20 pages of my current read, and yay, Fellowship, beware! Here I come!

Comments

Amelia said…
I saw the movies first too, but I still loved the books :D That's so cool that you're rereading them - I need to get on that, too!
Athira said…
I hope you join us too, Amelia.

Popular posts from this blog

Hell-Heaven by Jhumpa Lahiri (Short Fiction Review)

I first read Jhumpa Lahiri years ago, when her Interpreter of Maladies was making a huge buzz. At the time, I didn't catch any of the buzz, but for some reason, when I saw the book on the shelf at the store I was browsing in, I felt it just might be a decent read. Funnily, I read the entire short story collection without complaining about it, but for some reason, I cannot read any collection anymore without agonizing over its disjoint nature.

I did enjoy Interpreter of Maladies, but I did get bothered by the thread of loneliness and infidelity and distrust that laced through the stories. For that reason, I have been reluctant to read Unaccustomed Earth. However, when I came across Hell-Heaven at the NewYorker - a free short story from her book, I decided to go ahead and read it. I can't resist the pull of stories set in India or featuring Indian characters, and it is that same aspect that hooked me throughout this story.


In Hell-Heaven, the narrator contemplates the relations…

Where'd You Go, Bernadette by Maria Semple

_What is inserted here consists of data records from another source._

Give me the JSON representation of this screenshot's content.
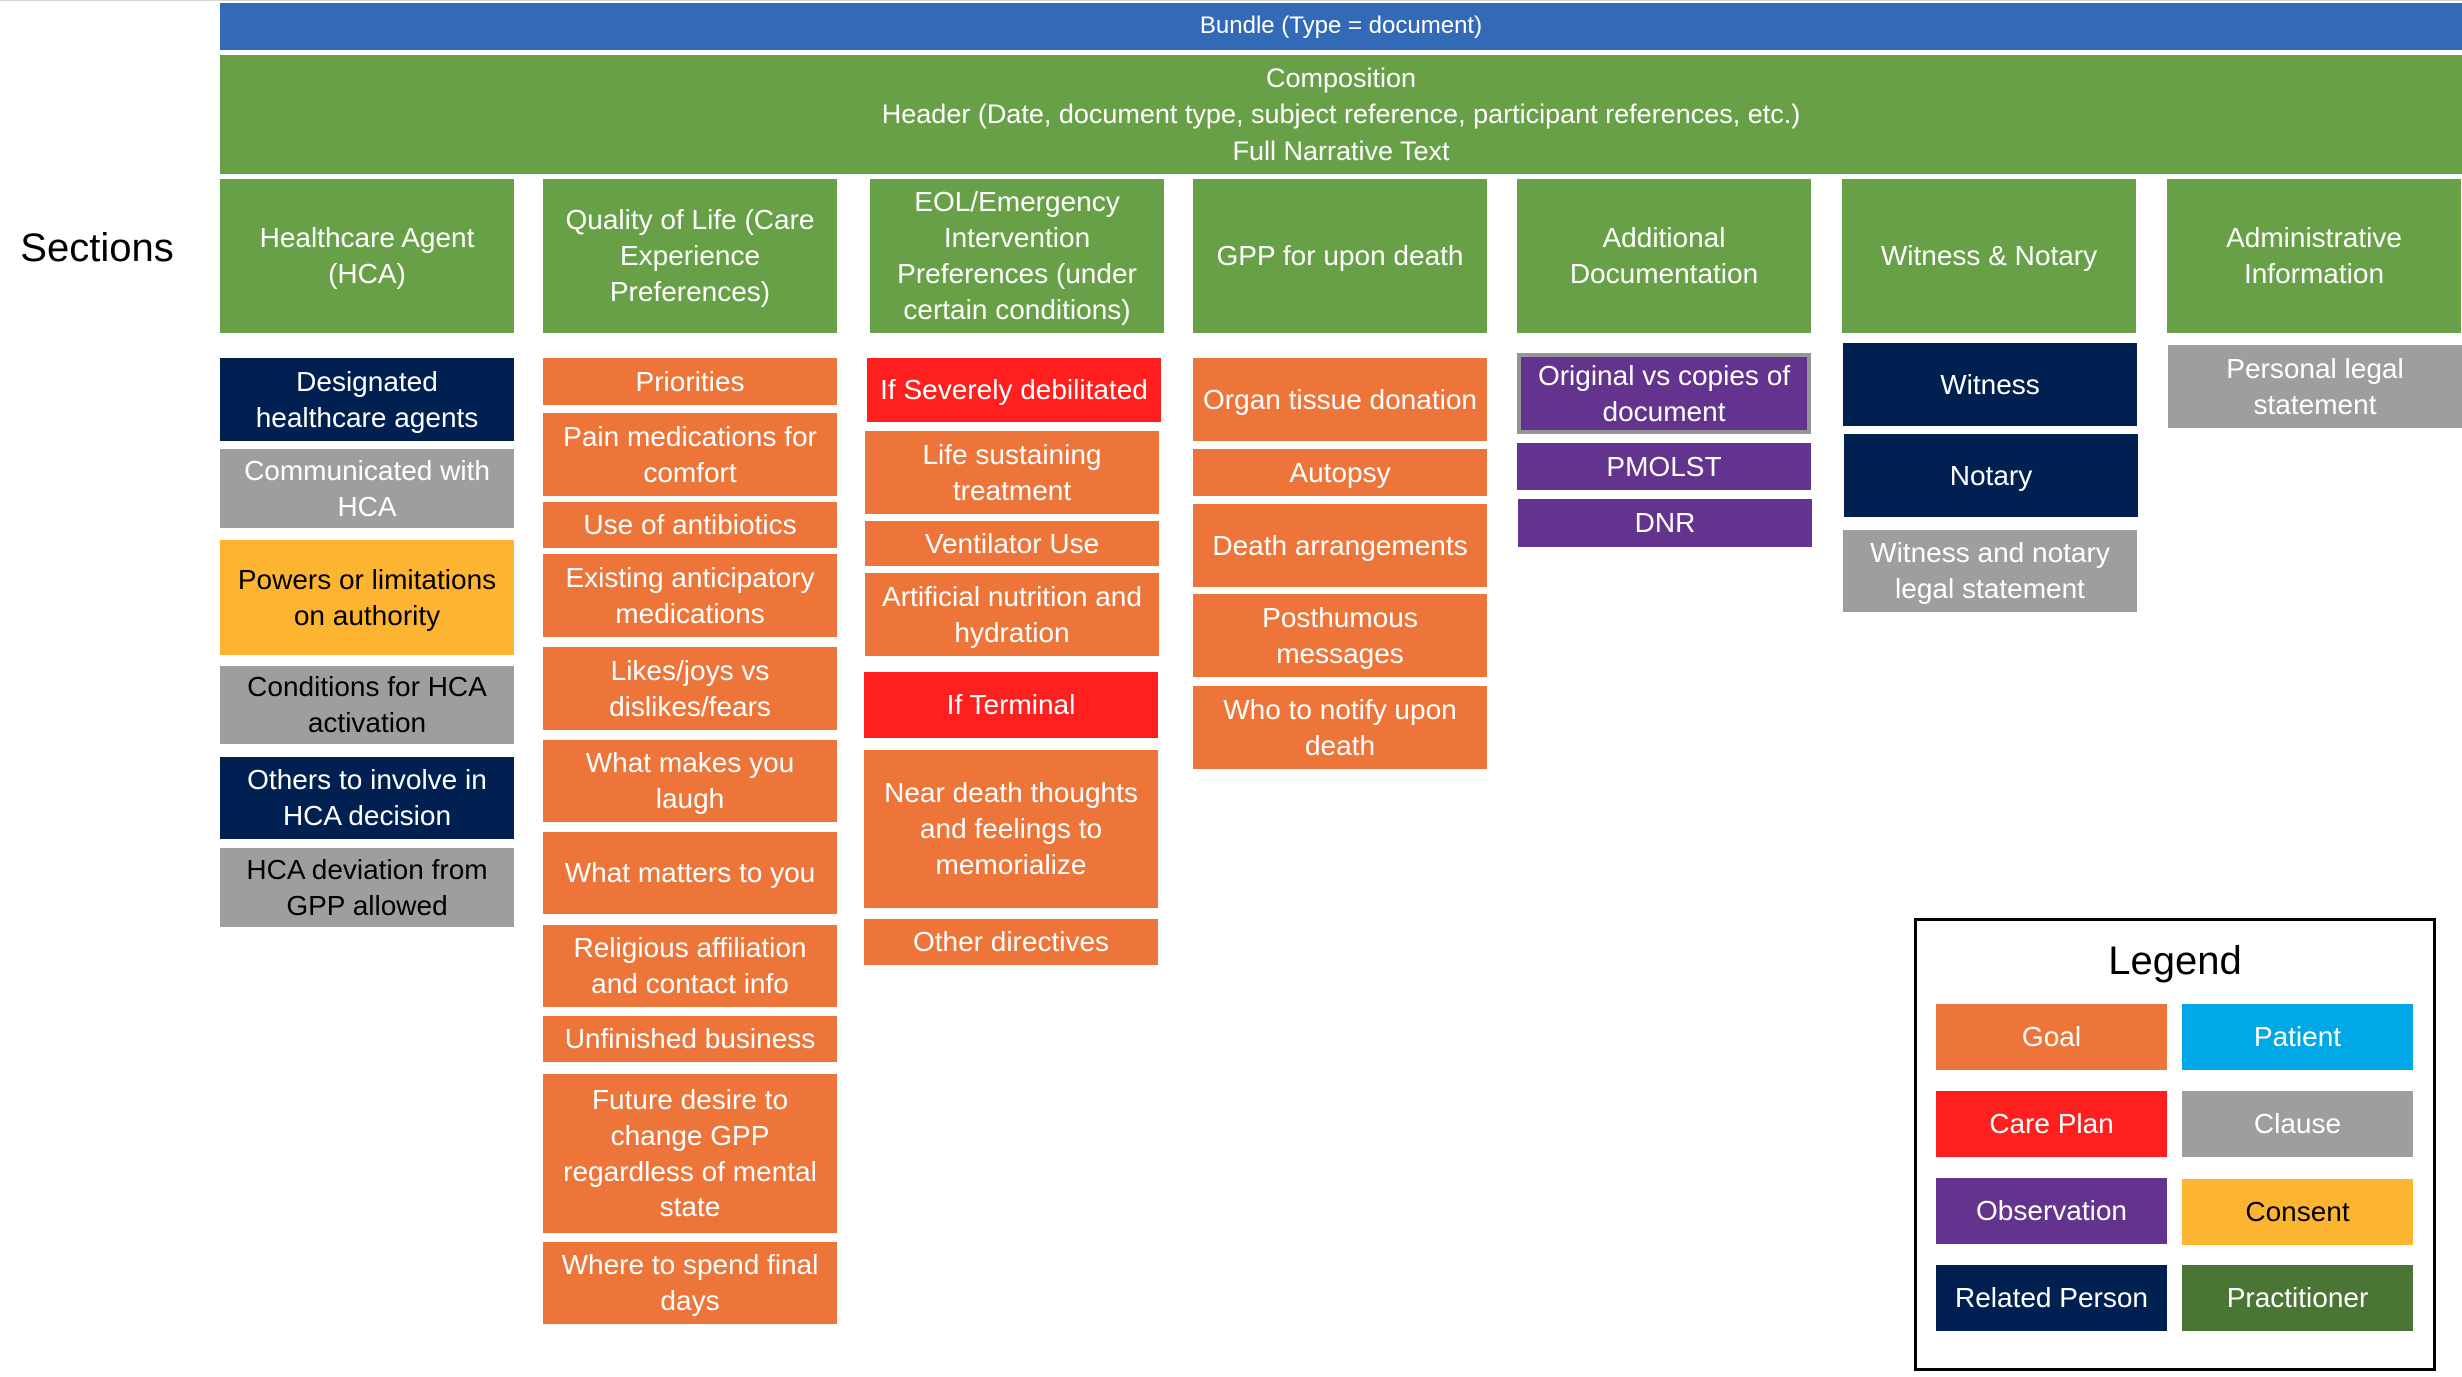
{
  "bundle": {
    "label": "Bundle (Type = document)",
    "color": "#326ab8"
  },
  "composition": {
    "lines": [
      "Composition",
      "Header (Date, document type, subject reference, participant references, etc.)",
      "Full Narrative Text"
    ],
    "color": "#67a047"
  },
  "sections_label": "Sections",
  "sections": [
    {
      "title": "Healthcare Agent (HCA)",
      "items": [
        {
          "label": "Designated healthcare agents",
          "type": "Related Person"
        },
        {
          "label": "Communicated with HCA",
          "type": "Clause"
        },
        {
          "label": "Powers or limitations on authority",
          "type": "Consent"
        },
        {
          "label": "Conditions for HCA activation",
          "type": "Clause"
        },
        {
          "label": "Others to involve in HCA decision",
          "type": "Related Person"
        },
        {
          "label": "HCA deviation from GPP allowed",
          "type": "Clause"
        }
      ]
    },
    {
      "title": "Quality of Life (Care Experience Preferences)",
      "items": [
        {
          "label": "Priorities",
          "type": "Goal"
        },
        {
          "label": "Pain medications for comfort",
          "type": "Goal"
        },
        {
          "label": "Use of antibiotics",
          "type": "Goal"
        },
        {
          "label": "Existing anticipatory medications",
          "type": "Goal"
        },
        {
          "label": "Likes/joys vs dislikes/fears",
          "type": "Goal"
        },
        {
          "label": "What makes you laugh",
          "type": "Goal"
        },
        {
          "label": "What matters to you",
          "type": "Goal"
        },
        {
          "label": "Religious affiliation and contact info",
          "type": "Goal"
        },
        {
          "label": "Unfinished business",
          "type": "Goal"
        },
        {
          "label": "Future desire to change GPP regardless of mental state",
          "type": "Goal"
        },
        {
          "label": "Where to spend final days",
          "type": "Goal"
        }
      ]
    },
    {
      "title": "EOL/Emergency Intervention Preferences (under certain conditions)",
      "items": [
        {
          "label": "If Severely debilitated",
          "type": "Care Plan"
        },
        {
          "label": "Life sustaining treatment",
          "type": "Goal"
        },
        {
          "label": "Ventilator Use",
          "type": "Goal"
        },
        {
          "label": "Artificial nutrition and hydration",
          "type": "Goal"
        },
        {
          "label": "If Terminal",
          "type": "Care Plan"
        },
        {
          "label": "Near death thoughts and feelings to memorialize",
          "type": "Goal"
        },
        {
          "label": "Other directives",
          "type": "Goal"
        }
      ]
    },
    {
      "title": "GPP for upon death",
      "items": [
        {
          "label": "Organ tissue donation",
          "type": "Goal"
        },
        {
          "label": "Autopsy",
          "type": "Goal"
        },
        {
          "label": "Death arrangements",
          "type": "Goal"
        },
        {
          "label": "Posthumous messages",
          "type": "Goal"
        },
        {
          "label": "Who to notify upon death",
          "type": "Goal"
        }
      ]
    },
    {
      "title": "Additional Documentation",
      "items": [
        {
          "label": "Original vs copies of document",
          "type": "Observation"
        },
        {
          "label": "PMOLST",
          "type": "Observation"
        },
        {
          "label": "DNR",
          "type": "Observation"
        }
      ]
    },
    {
      "title": "Witness & Notary",
      "items": [
        {
          "label": "Witness",
          "type": "Related Person"
        },
        {
          "label": "Notary",
          "type": "Related Person"
        },
        {
          "label": "Witness and notary legal statement",
          "type": "Clause"
        }
      ]
    },
    {
      "title": "Administrative Information",
      "items": [
        {
          "label": "Personal legal statement",
          "type": "Clause"
        }
      ]
    }
  ],
  "legend": {
    "title": "Legend",
    "entries": [
      {
        "label": "Goal",
        "color": "#ed7539"
      },
      {
        "label": "Patient",
        "color": "#00a8e5"
      },
      {
        "label": "Care Plan",
        "color": "#ff1f1f"
      },
      {
        "label": "Clause",
        "color": "#9e9e9e"
      },
      {
        "label": "Observation",
        "color": "#64338d"
      },
      {
        "label": "Consent",
        "color": "#fdb431"
      },
      {
        "label": "Related Person",
        "color": "#002052"
      },
      {
        "label": "Practitioner",
        "color": "#4b7534"
      }
    ]
  }
}
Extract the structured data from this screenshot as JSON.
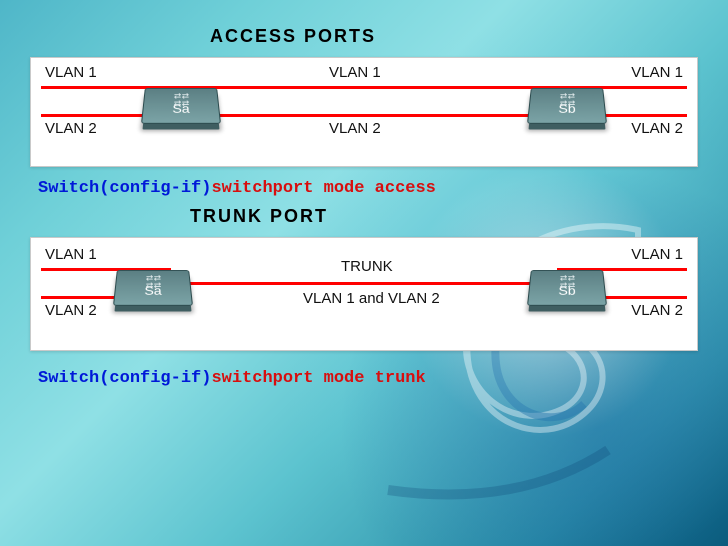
{
  "titles": {
    "access": "ACCESS PORTS",
    "trunk": "TRUNK PORT"
  },
  "access": {
    "labels": {
      "v1a": "VLAN 1",
      "v1b": "VLAN 1",
      "v1c": "VLAN 1",
      "v2a": "VLAN 2",
      "v2b": "VLAN 2",
      "v2c": "VLAN 2"
    },
    "switches": {
      "sa": "Sa",
      "sb": "Sb"
    },
    "cmd": {
      "prompt": "Switch(config-if)",
      "body": "switchport mode access"
    }
  },
  "trunk": {
    "labels": {
      "v1a": "VLAN 1",
      "v1c": "VLAN 1",
      "v2a": "VLAN 2",
      "v2c": "VLAN 2",
      "mid_top": "TRUNK",
      "mid_bot": "VLAN 1 and VLAN 2"
    },
    "switches": {
      "sa": "Sa",
      "sb": "Sb"
    },
    "cmd": {
      "prompt": "Switch(config-if)",
      "body": "switchport mode trunk"
    }
  }
}
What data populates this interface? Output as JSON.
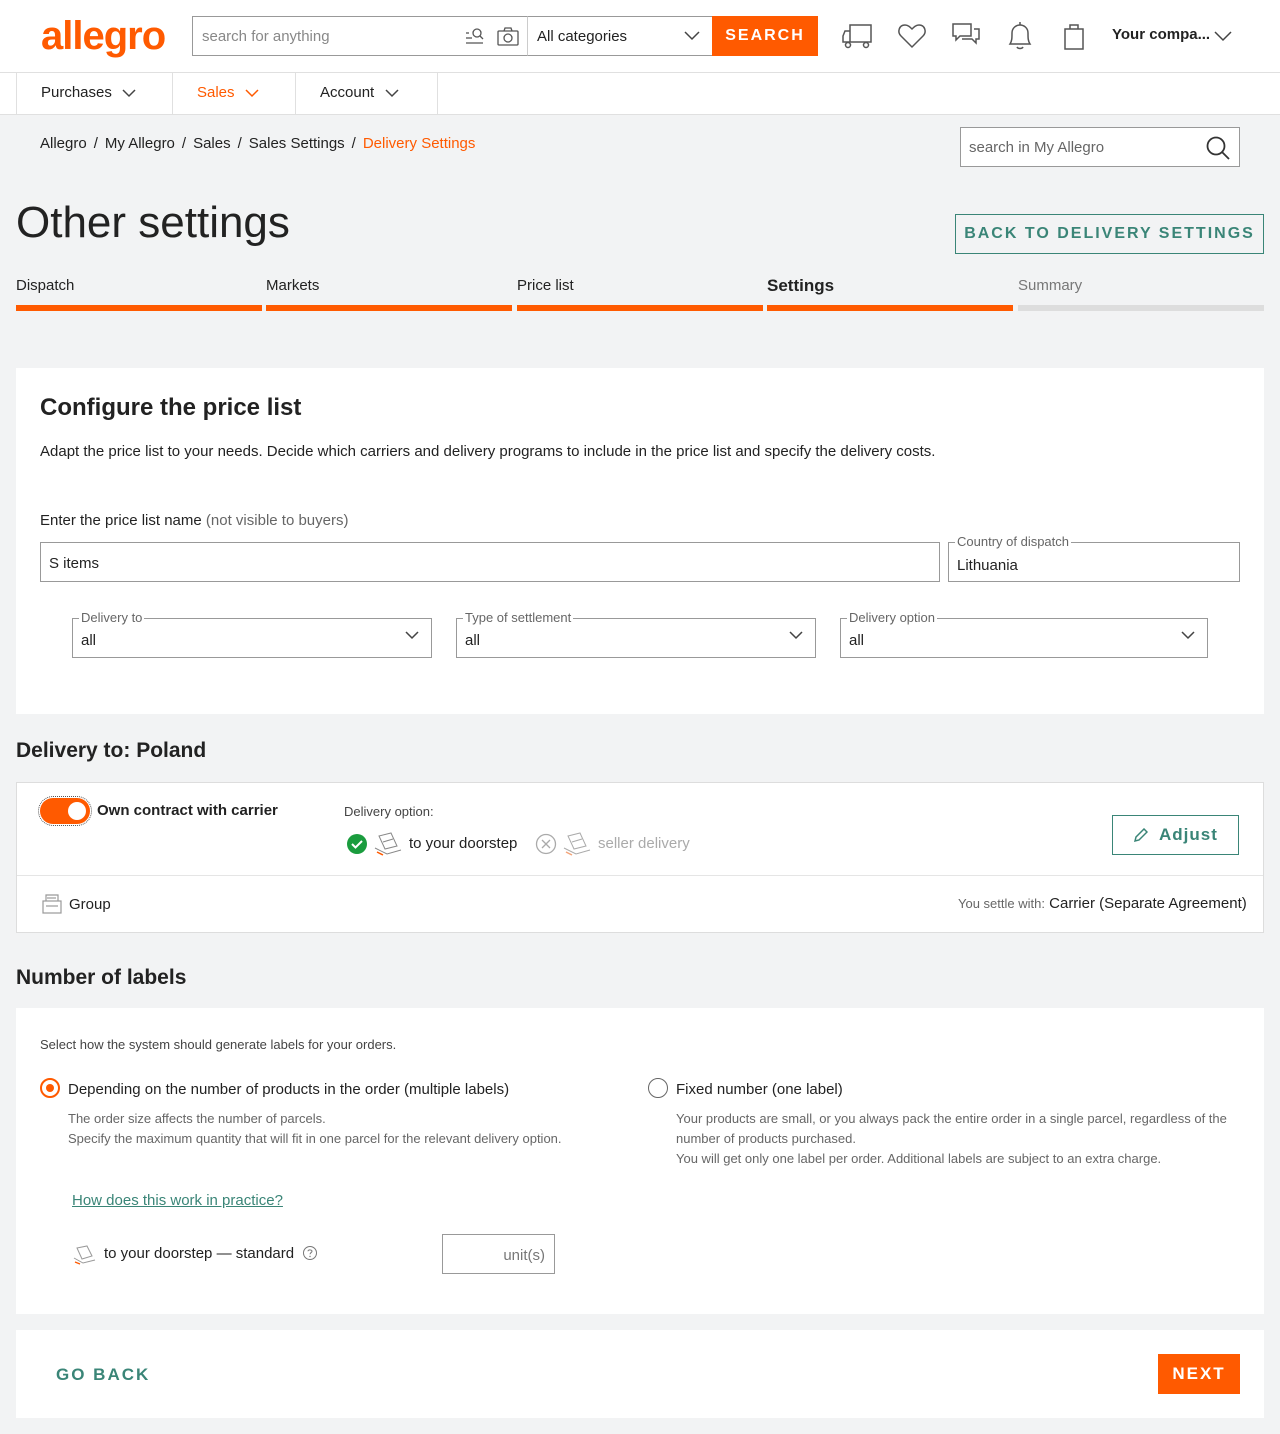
{
  "header": {
    "logo": "allegro",
    "search_placeholder": "search for anything",
    "category": "All categories",
    "search_button": "SEARCH",
    "account": "Your compa..."
  },
  "nav": {
    "tabs": [
      {
        "label": "Purchases"
      },
      {
        "label": "Sales"
      },
      {
        "label": "Account"
      }
    ]
  },
  "breadcrumb": [
    "Allegro",
    "My Allegro",
    "Sales",
    "Sales Settings",
    "Delivery Settings"
  ],
  "breadcrumb_sep": "/",
  "my_search_placeholder": "search in My Allegro",
  "page": {
    "title": "Other settings",
    "back_button": "BACK TO DELIVERY SETTINGS"
  },
  "steps": [
    {
      "label": "Dispatch",
      "state": "done"
    },
    {
      "label": "Markets",
      "state": "done"
    },
    {
      "label": "Price list",
      "state": "done"
    },
    {
      "label": "Settings",
      "state": "active"
    },
    {
      "label": "Summary",
      "state": "pending"
    }
  ],
  "config": {
    "title": "Configure the price list",
    "description": "Adapt the price list to your needs. Decide which carriers and delivery programs to include in the price list and specify the delivery costs.",
    "name_label": "Enter the price list name",
    "name_hint": "(not visible to buyers)",
    "name_value": "S items",
    "country_label": "Country of dispatch",
    "country_value": "Lithuania",
    "delivery_to_label": "Delivery to",
    "delivery_to_value": "all",
    "settlement_label": "Type of settlement",
    "settlement_value": "all",
    "delivery_option_label": "Delivery option",
    "delivery_option_value": "all"
  },
  "poland": {
    "title": "Delivery to: Poland",
    "own_contract": "Own contract with carrier",
    "toggle_on": true,
    "delivery_option_label": "Delivery option:",
    "option1": "to your doorstep",
    "option2": "seller delivery",
    "adjust_button": "Adjust",
    "group_label": "Group",
    "settle_label": "You settle with:",
    "settle_value": "Carrier (Separate Agreement)"
  },
  "labels": {
    "title": "Number of labels",
    "intro": "Select how the system should generate labels for your orders.",
    "option_multi": {
      "title": "Depending on the number of products in the order (multiple labels)",
      "desc1": "The order size affects the number of parcels.",
      "desc2": "Specify the maximum quantity that will fit in one parcel for the relevant delivery option."
    },
    "option_single": {
      "title": "Fixed number (one label)",
      "desc1": "Your products are small, or you always pack the entire order in a single parcel, regardless of the",
      "desc2": "number of products purchased.",
      "desc3": "You will get only one label per order. Additional labels are subject to an extra charge."
    },
    "how_link": "How does this work in practice?",
    "doorstep_standard": "to your doorstep — standard",
    "units_placeholder": "unit(s)"
  },
  "footer": {
    "go_back": "GO BACK",
    "next": "NEXT"
  },
  "colors": {
    "brand": "#ff5a00",
    "accent_green": "#3a8577",
    "background": "#f2f3f4"
  }
}
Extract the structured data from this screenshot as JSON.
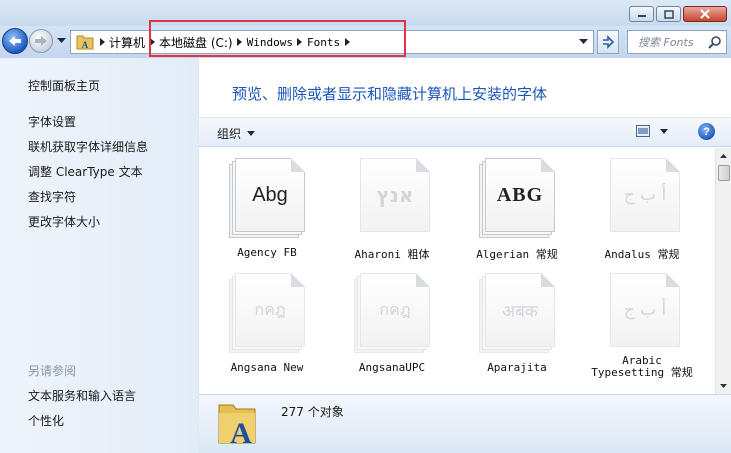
{
  "window": {
    "minimize_icon": "minimize-icon",
    "maximize_icon": "maximize-icon",
    "close_icon": "close-icon"
  },
  "nav": {
    "back_icon": "back-arrow-icon",
    "forward_icon": "forward-arrow-icon",
    "refresh_icon": "refresh-icon"
  },
  "address": {
    "crumbs": [
      "计算机",
      "本地磁盘 (C:)",
      "Windows",
      "Fonts"
    ],
    "search_placeholder": "搜索 Fonts"
  },
  "left_pane": {
    "home": "控制面板主页",
    "links": [
      "字体设置",
      "联机获取字体详细信息",
      "调整 ClearType 文本",
      "查找字符",
      "更改字体大小"
    ],
    "see_also_title": "另请参阅",
    "see_also": [
      "文本服务和输入语言",
      "个性化"
    ]
  },
  "main": {
    "heading": "预览、删除或者显示和隐藏计算机上安装的字体",
    "organize": "组织",
    "help": "?",
    "fonts": [
      {
        "name": "Agency FB",
        "glyph": "Abg",
        "dim": false
      },
      {
        "name": "Aharoni 粗体",
        "glyph": "אנץ",
        "dim": true
      },
      {
        "name": "Algerian 常规",
        "glyph": "ABG",
        "dim": false
      },
      {
        "name": "Andalus 常规",
        "glyph": "أ ب ج",
        "dim": true
      },
      {
        "name": "Angsana New",
        "glyph": "กคฎ",
        "dim": true
      },
      {
        "name": "AngsanaUPC",
        "glyph": "กคฎ",
        "dim": true
      },
      {
        "name": "Aparajita",
        "glyph": "अबक",
        "dim": true
      },
      {
        "name": "Arabic Typesetting 常规",
        "glyph": "أ ب ج",
        "dim": true
      }
    ]
  },
  "details": {
    "count": "277 个对象"
  },
  "colors": {
    "accent_link": "#1a56b8",
    "highlight_box": "#e53240"
  }
}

Maybe that’s what religion is, hurling yourself off a cliff and trusting that something bigger will take care of you and carry you to the right place.
Bernadette Fox has a reputation. While her husband and her daughter Bee love her, there's barely anyone else who share the sentiment. Her neighbor Audrey loves to gossip mean things about her with her close friend, Soo-Lin. The other parents of kids at Bee's school look down on Bernadette because she doesn't involve herself in school affairs. Bernadette herself goes out of her way to avoid company.

And then one day, Bee comes home with an excellent report card and asks for her reward - a family trip to Antarctica. The very plan throws Bernadette into a panic but she has no other option. She hires a virtual assistant, based out of India to take care of all her demands, including getting prescriptions at her local pharmacy, doing her online shopping and taking care of some of the logistics of her trip. (It is ridiculous! Bern…

The Lottery by Shirley Jackson (Short Fiction review)

With the Hunger Games hype that engulfed us last week, it was hard to avoid all the discussion of similar works that existed. Of the many titles that I came across, two stood out particularly - a short story called The Lottery and a Japanese novel (and movie) called Battle Royale (which I'm reading right now and just cannot put down). The novel will be fodder for another post, so for now, I just want to rave about the awesomeness that was The Lottery.

In contemporary America, villagers across the country are gathering on the 27th of June (and some a day earlier) for an annual event called the Lottery. Children, women, men, all come to the main square of their village or town, where the lottery master keeps a black box full of paper chips. One of these chips is marked has a special mark on it to identify the winner (the person who draws that chip). Not everyone draws however, but only the head of the family. Husbands are viewed as the head of their families/households, and if the …